Determine how many lines in the following listing include "this". Respond with that number only.

———

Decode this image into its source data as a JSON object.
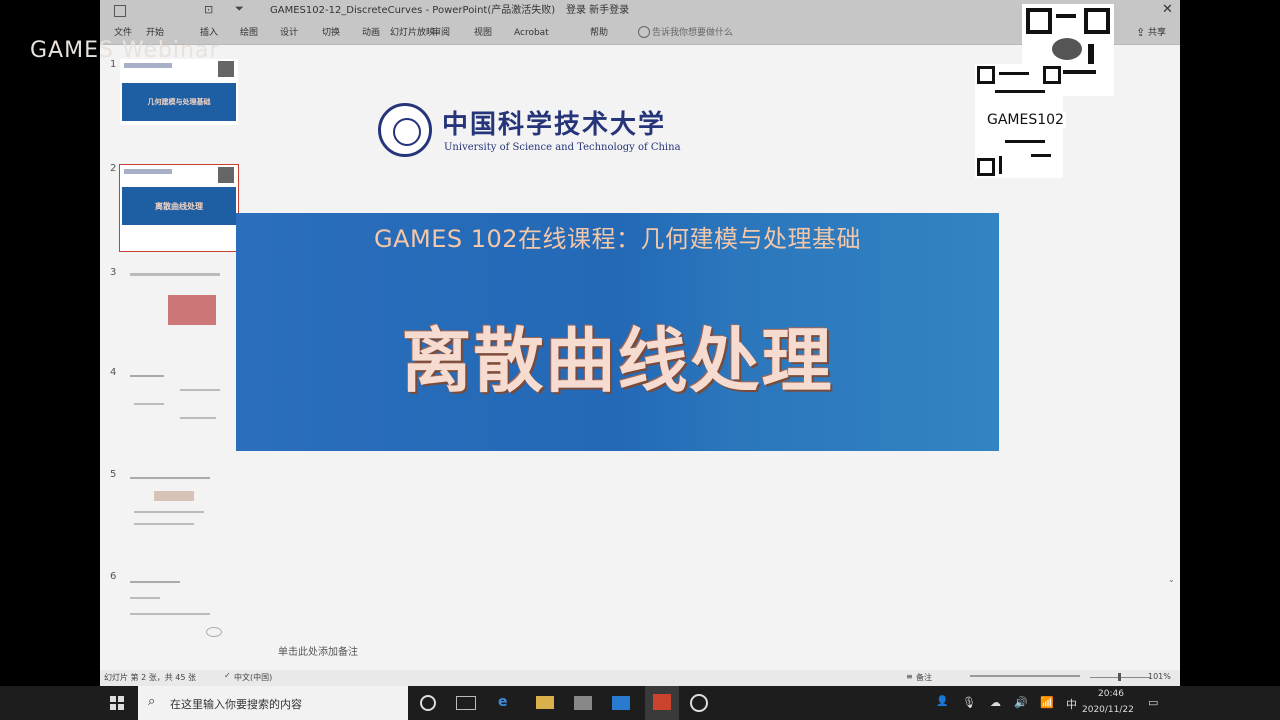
{
  "overlay": {
    "watermark": "GAMES Webinar"
  },
  "window": {
    "title": "GAMES102-12_DiscreteCurves - PowerPoint(产品激活失败)",
    "signin": "登录 新手登录",
    "share": "共享"
  },
  "ribbon": {
    "tabs": [
      "文件",
      "开始",
      "插入",
      "绘图",
      "设计",
      "切换",
      "动画",
      "幻灯片放映",
      "审阅",
      "视图",
      "Acrobat",
      "帮助"
    ],
    "search_placeholder": "告诉我你想要做什么"
  },
  "thumbnails": [
    {
      "num": "1",
      "title": "几何建模与处理基础"
    },
    {
      "num": "2",
      "title": "离散曲线处理"
    },
    {
      "num": "3"
    },
    {
      "num": "4"
    },
    {
      "num": "5"
    },
    {
      "num": "6"
    }
  ],
  "slide": {
    "university_cn": "中国科学技术大学",
    "university_en": "University of Science and Technology of China",
    "course_title": "GAMES 102在线课程：几何建模与处理基础",
    "lecture_title": "离散曲线处理",
    "qr_label": "GAMES102",
    "notes_placeholder": "单击此处添加备注"
  },
  "statusbar": {
    "slide_info": "幻灯片 第 2 张，共 45 张",
    "language": "中文(中国)",
    "notes_button": "备注",
    "zoom": "101%"
  },
  "taskbar": {
    "search_placeholder": "在这里输入你要搜索的内容",
    "ime": "中",
    "time": "20:46",
    "date": "2020/11/22"
  },
  "colors": {
    "banner_blue": "#2369b6",
    "title_peach": "#f4c7a9",
    "ustc_navy": "#26357a",
    "taskbar": "#1d1d1d"
  }
}
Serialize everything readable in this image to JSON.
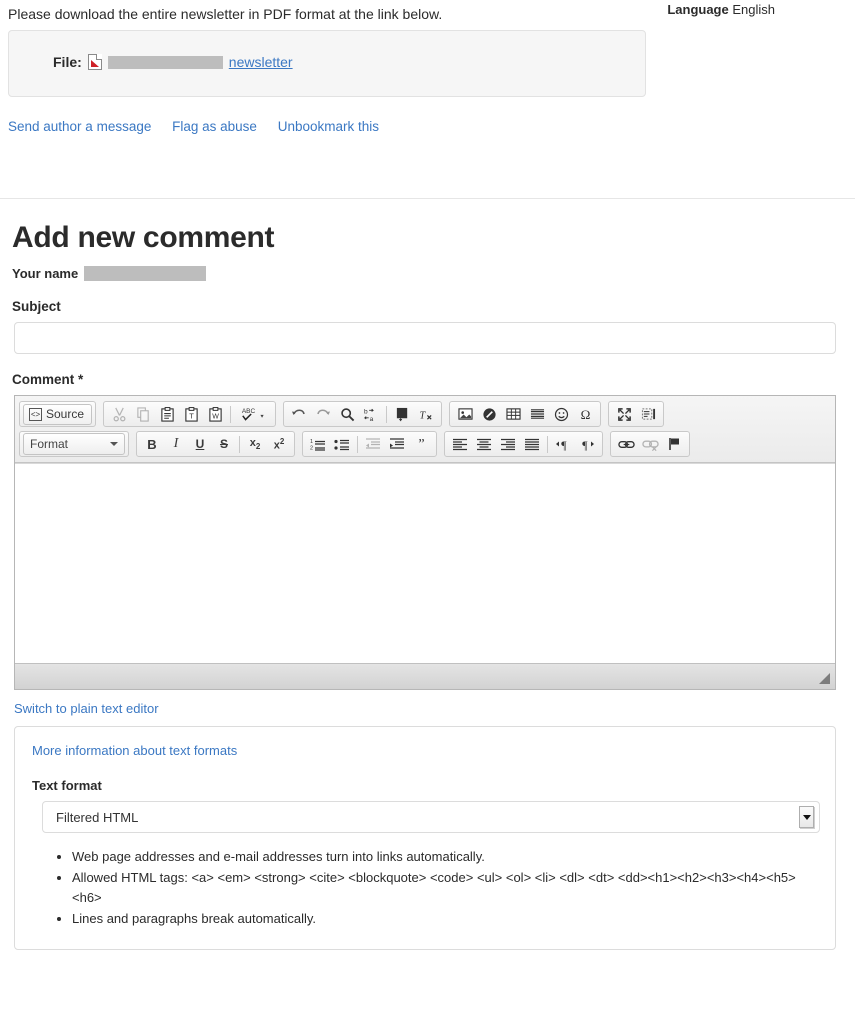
{
  "top": {
    "intro_text": "Please download the entire newsletter in PDF format at the link below.",
    "language_label": "Language",
    "language_value": "English",
    "file_label": "File:",
    "file_icon": "pdf-file-icon",
    "file_name_redacted": "",
    "file_link_text": "newsletter",
    "actions": [
      {
        "label": "Send author a message",
        "name": "send-author-a-message-link"
      },
      {
        "label": "Flag as abuse",
        "name": "flag-as-abuse-link"
      },
      {
        "label": "Unbookmark this",
        "name": "unbookmark-this-link"
      }
    ]
  },
  "form": {
    "title": "Add new comment",
    "your_name_label": "Your name",
    "your_name_value_redacted": "",
    "subject_label": "Subject",
    "subject_value": "",
    "subject_placeholder": "",
    "comment_label": "Comment *",
    "comment_value": "",
    "switch_plain_text_link": "Switch to plain text editor"
  },
  "editor": {
    "source_button_label": "Source",
    "format_combo_label": "Format",
    "toolbar_row1": [
      {
        "name": "cut-icon",
        "glyph": "✂",
        "disabled": true
      },
      {
        "name": "copy-icon",
        "glyph": "❐",
        "disabled": true
      },
      {
        "name": "paste-icon",
        "glyph": "ὌB",
        "disabled": false
      },
      {
        "name": "paste-as-plain-text-icon",
        "glyph": "T",
        "disabled": false
      },
      {
        "name": "paste-from-word-icon",
        "glyph": "W",
        "disabled": false
      },
      {
        "name": "spell-check-as-you-type-icon",
        "glyph": "ABC",
        "disabled": false
      },
      {
        "name": "undo-icon",
        "glyph": "↩",
        "disabled": false
      },
      {
        "name": "redo-icon",
        "glyph": "↪",
        "disabled": false
      },
      {
        "name": "find-icon",
        "glyph": "ὐD",
        "disabled": false
      },
      {
        "name": "replace-icon",
        "glyph": "b→a",
        "disabled": false
      },
      {
        "name": "select-all-icon",
        "glyph": "≡",
        "disabled": false
      },
      {
        "name": "remove-format-icon",
        "glyph": "Tx",
        "disabled": false
      },
      {
        "name": "image-icon",
        "glyph": "ὛC",
        "disabled": false
      },
      {
        "name": "flash-icon",
        "glyph": "◐",
        "disabled": false
      },
      {
        "name": "table-icon",
        "glyph": "▦",
        "disabled": false
      },
      {
        "name": "horizontal-rule-icon",
        "glyph": "☰",
        "disabled": false
      },
      {
        "name": "smiley-icon",
        "glyph": "☺",
        "disabled": false
      },
      {
        "name": "special-character-icon",
        "glyph": "Ω",
        "disabled": false
      },
      {
        "name": "maximize-icon",
        "glyph": "⤢",
        "disabled": false
      },
      {
        "name": "show-blocks-icon",
        "glyph": "▤",
        "disabled": false
      }
    ],
    "toolbar_row2": [
      {
        "name": "bold-icon",
        "glyph": "B",
        "disabled": false
      },
      {
        "name": "italic-icon",
        "glyph": "I",
        "disabled": false
      },
      {
        "name": "underline-icon",
        "glyph": "U",
        "disabled": false
      },
      {
        "name": "strikethrough-icon",
        "glyph": "S",
        "disabled": false
      },
      {
        "name": "subscript-icon",
        "glyph": "x₂",
        "disabled": false
      },
      {
        "name": "superscript-icon",
        "glyph": "x²",
        "disabled": false
      },
      {
        "name": "numbered-list-icon",
        "glyph": "1≡",
        "disabled": false
      },
      {
        "name": "bulleted-list-icon",
        "glyph": "•≡",
        "disabled": false
      },
      {
        "name": "decrease-indent-icon",
        "glyph": "⇤",
        "disabled": true
      },
      {
        "name": "increase-indent-icon",
        "glyph": "⇥",
        "disabled": false
      },
      {
        "name": "blockquote-icon",
        "glyph": "”",
        "disabled": false
      },
      {
        "name": "align-left-icon",
        "glyph": "≡",
        "disabled": false
      },
      {
        "name": "align-center-icon",
        "glyph": "≡",
        "disabled": false
      },
      {
        "name": "align-right-icon",
        "glyph": "≡",
        "disabled": false
      },
      {
        "name": "justify-icon",
        "glyph": "≡",
        "disabled": false
      },
      {
        "name": "text-direction-ltr-icon",
        "glyph": "¶",
        "disabled": false
      },
      {
        "name": "text-direction-rtl-icon",
        "glyph": "¶",
        "disabled": false
      },
      {
        "name": "link-icon",
        "glyph": "ὑ7",
        "disabled": false
      },
      {
        "name": "unlink-icon",
        "glyph": "ὑ7",
        "disabled": true
      },
      {
        "name": "anchor-icon",
        "glyph": "⚑",
        "disabled": false
      }
    ]
  },
  "text_format": {
    "more_info_link": "More information about text formats",
    "label": "Text format",
    "selected": "Filtered HTML",
    "options": [
      "Filtered HTML"
    ],
    "help_items": [
      "Web page addresses and e-mail addresses turn into links automatically.",
      "Allowed HTML tags: <a> <em> <strong> <cite> <blockquote> <code> <ul> <ol> <li> <dl> <dt> <dd><h1><h2><h3><h4><h5><h6>",
      "Lines and paragraphs break automatically."
    ]
  },
  "colors": {
    "link": "#3b78c3",
    "text": "#2b2b2b",
    "panel_border": "#dcdcdc",
    "file_box_bg": "#f6f6f6",
    "redaction": "#bdbdbd"
  }
}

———

__ANSWER SECTION__:
4